Some older versions of the TikTok app have also been seen to be able to download zip files from remote servers and then unzip and run the content as executable files. If you are not someone familiar with Cyber security too much, you won’t realize how horrifying this is until you find out that this is basically what viruses do on a regular basis. The comparison to a malware continues as researchers have found that the app takes extra ordinary precautions to hide what the app is actually doing. It was found that the app intentionally changes the way it behaves when it detects that it is being studied. Now, you can argue that this is simply to protect the code from competitors but with everything else that this app has been found doing, the app is looking more, and more like a malware. In fact, it has also been found that the app simply doesn’t work if you try to block it from communicating with a remote analytics server, which is not something a normal app should reasonably be doing.
Now all of this is not just based on one researcher’s report. Other cyber security firms like Check Point have found that the app has backdoors (ways for someone to remotely access the app and potentially your phone) and many more security flaws. It has in fact, actually been called as a “spyware” which is not a name that should be associated with a basic video sharing app.
Others have gone on to say that TikTok has a “philosophy focused on constant capture of all kinds of user data” and that “these issues are not mistakes or carelessness but are by design”.
To add to all this, the cherry on top is that TikTok has on several occasions been accused of censoring content that was seen as harmful towards the Chinese government. Of course, TikTok has denied that it does such actions and that the reported incident was a mistake.
Now all of this is not gossip or rumors, the sources for this article include, Business Insider stories, articles on Forbes and the New York times among a few others. So, it’s generally safe to say that what is going on is a lot more complicated that a mere conspiracy. In fact, the dangers of this app are so notable that India has banned the app completely along with several other Chinese apps over security and privacy concerns and the US armed forces personal have also been asked not to have the app installed. This is ahead of the US contemplating whether to ban the app completely.

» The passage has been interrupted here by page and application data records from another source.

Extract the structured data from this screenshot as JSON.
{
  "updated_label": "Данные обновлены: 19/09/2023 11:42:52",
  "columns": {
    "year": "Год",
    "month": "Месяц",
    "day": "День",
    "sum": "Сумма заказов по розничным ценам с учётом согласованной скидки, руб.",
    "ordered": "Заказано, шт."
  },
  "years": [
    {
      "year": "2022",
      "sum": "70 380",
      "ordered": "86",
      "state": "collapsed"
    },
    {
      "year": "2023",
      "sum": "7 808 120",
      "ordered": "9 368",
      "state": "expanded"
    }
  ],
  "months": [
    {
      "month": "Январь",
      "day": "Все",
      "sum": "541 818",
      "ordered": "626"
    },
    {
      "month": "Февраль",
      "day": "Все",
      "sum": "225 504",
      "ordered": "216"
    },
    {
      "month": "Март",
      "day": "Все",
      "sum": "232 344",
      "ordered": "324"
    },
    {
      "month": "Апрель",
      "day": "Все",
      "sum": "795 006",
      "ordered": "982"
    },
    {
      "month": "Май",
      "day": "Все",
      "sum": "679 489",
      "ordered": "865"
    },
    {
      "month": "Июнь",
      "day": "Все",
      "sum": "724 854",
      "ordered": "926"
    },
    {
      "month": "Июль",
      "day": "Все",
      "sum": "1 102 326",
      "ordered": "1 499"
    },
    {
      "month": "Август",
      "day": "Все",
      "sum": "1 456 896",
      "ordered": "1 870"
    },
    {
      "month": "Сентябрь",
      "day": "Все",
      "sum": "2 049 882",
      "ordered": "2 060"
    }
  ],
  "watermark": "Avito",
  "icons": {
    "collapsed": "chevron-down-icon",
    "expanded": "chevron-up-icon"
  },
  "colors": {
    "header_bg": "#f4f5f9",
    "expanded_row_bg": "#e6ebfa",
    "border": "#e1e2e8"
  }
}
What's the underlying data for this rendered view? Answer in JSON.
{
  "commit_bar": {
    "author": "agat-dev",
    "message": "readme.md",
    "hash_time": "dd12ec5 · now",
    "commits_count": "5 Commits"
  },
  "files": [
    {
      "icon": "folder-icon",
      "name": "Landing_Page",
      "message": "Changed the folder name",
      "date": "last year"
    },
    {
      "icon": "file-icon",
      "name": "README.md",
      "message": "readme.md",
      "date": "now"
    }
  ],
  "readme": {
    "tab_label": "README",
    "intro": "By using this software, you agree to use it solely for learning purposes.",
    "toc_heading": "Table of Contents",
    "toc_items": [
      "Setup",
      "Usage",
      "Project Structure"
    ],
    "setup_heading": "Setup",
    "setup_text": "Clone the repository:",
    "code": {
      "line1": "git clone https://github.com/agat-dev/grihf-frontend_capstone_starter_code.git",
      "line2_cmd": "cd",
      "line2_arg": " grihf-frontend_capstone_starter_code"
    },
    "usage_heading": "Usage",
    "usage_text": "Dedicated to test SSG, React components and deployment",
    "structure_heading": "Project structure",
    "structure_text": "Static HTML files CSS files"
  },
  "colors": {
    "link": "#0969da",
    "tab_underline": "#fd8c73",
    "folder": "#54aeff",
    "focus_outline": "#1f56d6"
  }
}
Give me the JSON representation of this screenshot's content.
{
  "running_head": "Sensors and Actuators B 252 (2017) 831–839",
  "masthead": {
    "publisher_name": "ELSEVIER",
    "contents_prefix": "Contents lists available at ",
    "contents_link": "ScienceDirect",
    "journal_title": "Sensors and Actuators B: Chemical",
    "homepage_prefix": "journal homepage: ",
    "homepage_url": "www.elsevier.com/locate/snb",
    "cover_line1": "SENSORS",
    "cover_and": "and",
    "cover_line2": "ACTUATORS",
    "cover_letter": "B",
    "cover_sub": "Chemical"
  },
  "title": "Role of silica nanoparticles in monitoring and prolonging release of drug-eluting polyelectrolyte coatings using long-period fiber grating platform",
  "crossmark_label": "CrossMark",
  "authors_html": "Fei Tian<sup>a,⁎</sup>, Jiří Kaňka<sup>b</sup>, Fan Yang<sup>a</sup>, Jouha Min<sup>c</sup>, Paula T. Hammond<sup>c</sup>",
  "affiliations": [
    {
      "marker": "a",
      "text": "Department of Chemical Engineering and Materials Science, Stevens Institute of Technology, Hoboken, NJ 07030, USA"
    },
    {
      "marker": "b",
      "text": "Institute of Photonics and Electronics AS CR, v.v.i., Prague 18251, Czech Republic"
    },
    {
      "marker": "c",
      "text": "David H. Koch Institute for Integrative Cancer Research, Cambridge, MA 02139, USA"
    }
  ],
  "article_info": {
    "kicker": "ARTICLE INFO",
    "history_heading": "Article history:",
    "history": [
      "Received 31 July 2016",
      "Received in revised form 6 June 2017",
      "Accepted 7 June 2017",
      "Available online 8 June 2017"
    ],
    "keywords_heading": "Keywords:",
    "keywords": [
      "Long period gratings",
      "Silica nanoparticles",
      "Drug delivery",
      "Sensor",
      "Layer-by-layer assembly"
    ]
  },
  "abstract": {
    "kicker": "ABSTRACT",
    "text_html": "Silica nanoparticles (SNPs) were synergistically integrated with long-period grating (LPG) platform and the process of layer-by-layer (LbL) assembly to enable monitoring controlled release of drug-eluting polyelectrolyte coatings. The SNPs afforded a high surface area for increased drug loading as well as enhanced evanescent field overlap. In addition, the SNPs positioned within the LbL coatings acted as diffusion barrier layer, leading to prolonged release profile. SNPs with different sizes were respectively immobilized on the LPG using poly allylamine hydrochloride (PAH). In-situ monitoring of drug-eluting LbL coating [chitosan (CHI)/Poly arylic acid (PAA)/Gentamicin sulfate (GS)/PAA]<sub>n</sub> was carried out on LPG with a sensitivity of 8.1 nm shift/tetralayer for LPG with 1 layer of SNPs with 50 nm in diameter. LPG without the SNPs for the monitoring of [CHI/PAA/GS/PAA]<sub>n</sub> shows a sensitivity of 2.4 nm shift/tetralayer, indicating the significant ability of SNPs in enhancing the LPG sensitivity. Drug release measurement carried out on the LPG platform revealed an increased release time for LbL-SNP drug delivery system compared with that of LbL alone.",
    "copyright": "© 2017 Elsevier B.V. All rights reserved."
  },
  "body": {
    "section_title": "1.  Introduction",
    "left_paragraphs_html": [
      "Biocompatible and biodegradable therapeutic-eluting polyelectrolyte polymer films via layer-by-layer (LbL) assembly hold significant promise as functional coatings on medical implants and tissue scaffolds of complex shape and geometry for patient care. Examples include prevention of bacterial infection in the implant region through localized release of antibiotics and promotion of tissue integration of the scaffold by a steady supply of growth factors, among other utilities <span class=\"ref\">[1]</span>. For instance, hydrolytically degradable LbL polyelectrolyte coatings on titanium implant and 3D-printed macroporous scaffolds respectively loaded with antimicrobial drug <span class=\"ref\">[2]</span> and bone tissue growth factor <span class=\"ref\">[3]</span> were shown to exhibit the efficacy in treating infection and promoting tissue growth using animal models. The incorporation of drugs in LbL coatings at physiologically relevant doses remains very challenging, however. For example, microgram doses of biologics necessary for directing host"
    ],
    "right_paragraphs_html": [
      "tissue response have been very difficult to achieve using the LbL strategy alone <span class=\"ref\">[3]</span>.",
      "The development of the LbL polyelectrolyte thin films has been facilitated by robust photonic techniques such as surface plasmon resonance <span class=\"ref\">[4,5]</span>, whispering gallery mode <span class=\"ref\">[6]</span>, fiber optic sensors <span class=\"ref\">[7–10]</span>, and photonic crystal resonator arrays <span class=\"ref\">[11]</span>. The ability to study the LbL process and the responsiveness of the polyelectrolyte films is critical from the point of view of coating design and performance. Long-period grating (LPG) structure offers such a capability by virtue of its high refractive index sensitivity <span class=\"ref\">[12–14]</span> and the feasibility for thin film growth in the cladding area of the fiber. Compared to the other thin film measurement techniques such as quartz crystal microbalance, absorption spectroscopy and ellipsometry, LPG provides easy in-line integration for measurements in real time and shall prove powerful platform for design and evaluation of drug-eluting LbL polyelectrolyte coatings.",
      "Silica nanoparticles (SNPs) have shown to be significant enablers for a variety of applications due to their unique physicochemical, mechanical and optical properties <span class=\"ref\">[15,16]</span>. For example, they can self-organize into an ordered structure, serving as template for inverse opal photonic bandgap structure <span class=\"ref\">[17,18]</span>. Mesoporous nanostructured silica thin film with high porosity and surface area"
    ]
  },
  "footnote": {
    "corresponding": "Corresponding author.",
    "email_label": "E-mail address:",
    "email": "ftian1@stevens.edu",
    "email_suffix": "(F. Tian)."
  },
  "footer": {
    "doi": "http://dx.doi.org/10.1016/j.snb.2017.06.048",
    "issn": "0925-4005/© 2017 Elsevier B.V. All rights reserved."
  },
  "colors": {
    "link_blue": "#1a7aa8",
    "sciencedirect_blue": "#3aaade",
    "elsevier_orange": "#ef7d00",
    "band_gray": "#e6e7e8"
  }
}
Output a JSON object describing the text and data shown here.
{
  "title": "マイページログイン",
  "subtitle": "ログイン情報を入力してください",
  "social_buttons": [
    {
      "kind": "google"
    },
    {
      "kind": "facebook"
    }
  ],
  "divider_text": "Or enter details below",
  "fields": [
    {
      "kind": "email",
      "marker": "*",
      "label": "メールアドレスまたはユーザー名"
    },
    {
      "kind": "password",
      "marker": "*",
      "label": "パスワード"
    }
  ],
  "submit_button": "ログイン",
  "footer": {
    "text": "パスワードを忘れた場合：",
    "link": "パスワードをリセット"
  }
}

All of this goes towards wondering how much of your privacy and personal details you are willing to risk in order to make your next dance video for social media. While other social media apps have not been saints by any measure TikTok is making them all seem like role model apps. So, what does this mean to an individual? Well, it seems that unless you are someone who’s phone has a lot of sensitive information, as it would be the case if you used your phone for a lot important work related matters, it wouldn’t be too bad to have the app installed. However, some experts fear that the bigger threat of TikTok would not be to the individual but at a national level.
This sort of a scandal also goes to show how much we expose are selves without ever realizing it when we simply sign up for a new trending app, and how much we depend on others like Apple or Android to keep us safe, because if it was not for features like in the iOS update, normal users like you and I would have no way of knowing when some app is taking advantage of us.